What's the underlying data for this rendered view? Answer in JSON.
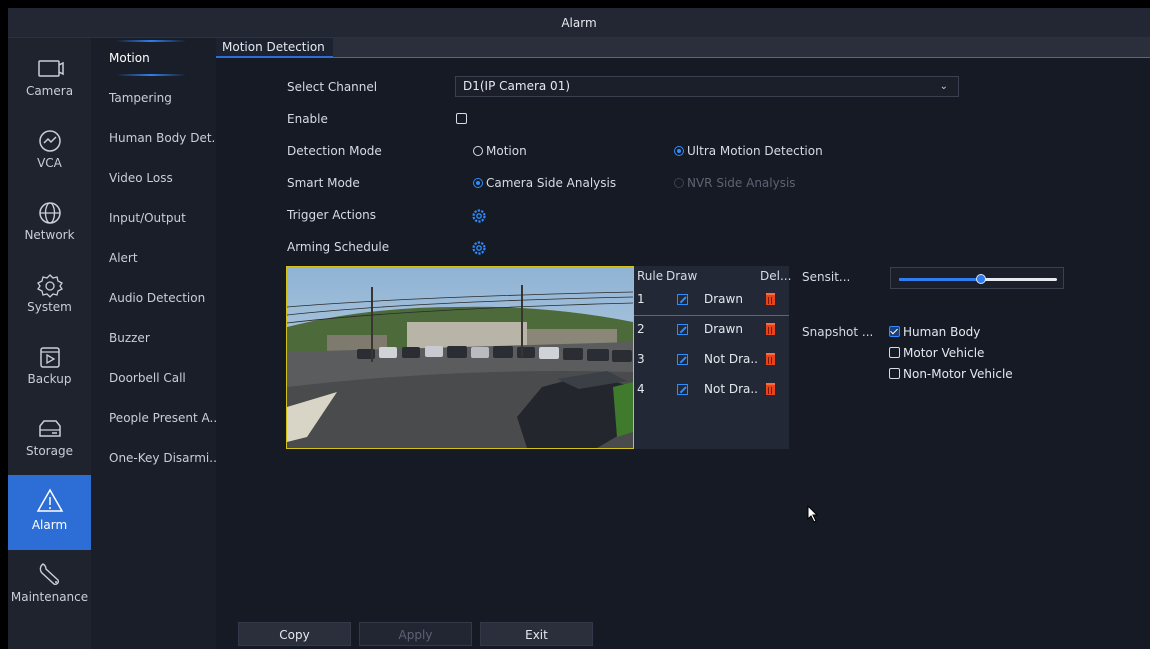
{
  "window": {
    "title": "Alarm"
  },
  "nav": {
    "items": [
      {
        "label": "Camera",
        "icon": "camera-icon"
      },
      {
        "label": "VCA",
        "icon": "vca-icon"
      },
      {
        "label": "Network",
        "icon": "network-icon"
      },
      {
        "label": "System",
        "icon": "gear-icon"
      },
      {
        "label": "Backup",
        "icon": "backup-icon"
      },
      {
        "label": "Storage",
        "icon": "storage-icon"
      },
      {
        "label": "Alarm",
        "icon": "alarm-icon",
        "active": true
      },
      {
        "label": "Maintenance",
        "icon": "wrench-icon"
      }
    ]
  },
  "submenu": {
    "items": [
      {
        "label": "Motion",
        "active": true
      },
      {
        "label": "Tampering"
      },
      {
        "label": "Human Body Det..."
      },
      {
        "label": "Video Loss"
      },
      {
        "label": "Input/Output"
      },
      {
        "label": "Alert"
      },
      {
        "label": "Audio Detection"
      },
      {
        "label": "Buzzer"
      },
      {
        "label": "Doorbell Call"
      },
      {
        "label": "People Present A..."
      },
      {
        "label": "One-Key Disarmi.."
      }
    ]
  },
  "tab": {
    "label": "Motion Detection"
  },
  "form": {
    "select_channel_label": "Select Channel",
    "select_channel_value": "D1(IP Camera 01)",
    "enable_label": "Enable",
    "enable_checked": false,
    "detection_mode_label": "Detection Mode",
    "detection_mode_options": [
      "Motion",
      "Ultra Motion Detection"
    ],
    "detection_mode_selected": "Ultra Motion Detection",
    "smart_mode_label": "Smart Mode",
    "smart_mode_options": [
      "Camera Side Analysis",
      "NVR Side Analysis"
    ],
    "smart_mode_selected": "Camera Side Analysis",
    "trigger_actions_label": "Trigger Actions",
    "arming_schedule_label": "Arming Schedule"
  },
  "rule_table": {
    "headers": {
      "rule": "Rule",
      "draw": "Draw",
      "delete": "Del..."
    },
    "rows": [
      {
        "rule": "1",
        "status": "Drawn"
      },
      {
        "rule": "2",
        "status": "Drawn"
      },
      {
        "rule": "3",
        "status": "Not Dra.."
      },
      {
        "rule": "4",
        "status": "Not Dra.."
      }
    ]
  },
  "sensitivity": {
    "label": "Sensit...",
    "value_fraction": 0.52
  },
  "snapshot": {
    "label": "Snapshot ...",
    "options": [
      {
        "label": "Human Body",
        "checked": true
      },
      {
        "label": "Motor Vehicle",
        "checked": false
      },
      {
        "label": "Non-Motor Vehicle",
        "checked": false
      }
    ]
  },
  "buttons": {
    "copy": "Copy",
    "apply": "Apply",
    "exit": "Exit"
  },
  "colors": {
    "accent": "#2c6dd6",
    "preview_border": "#d4c21a",
    "delete_icon": "#e8441c"
  }
}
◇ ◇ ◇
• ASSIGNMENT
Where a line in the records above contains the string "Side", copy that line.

• SOLUTION TO THE EXERCISE
      "Camera Side Analysis",
      "NVR Side Analysis"
    "smart_mode_selected": "Camera Side Analysis",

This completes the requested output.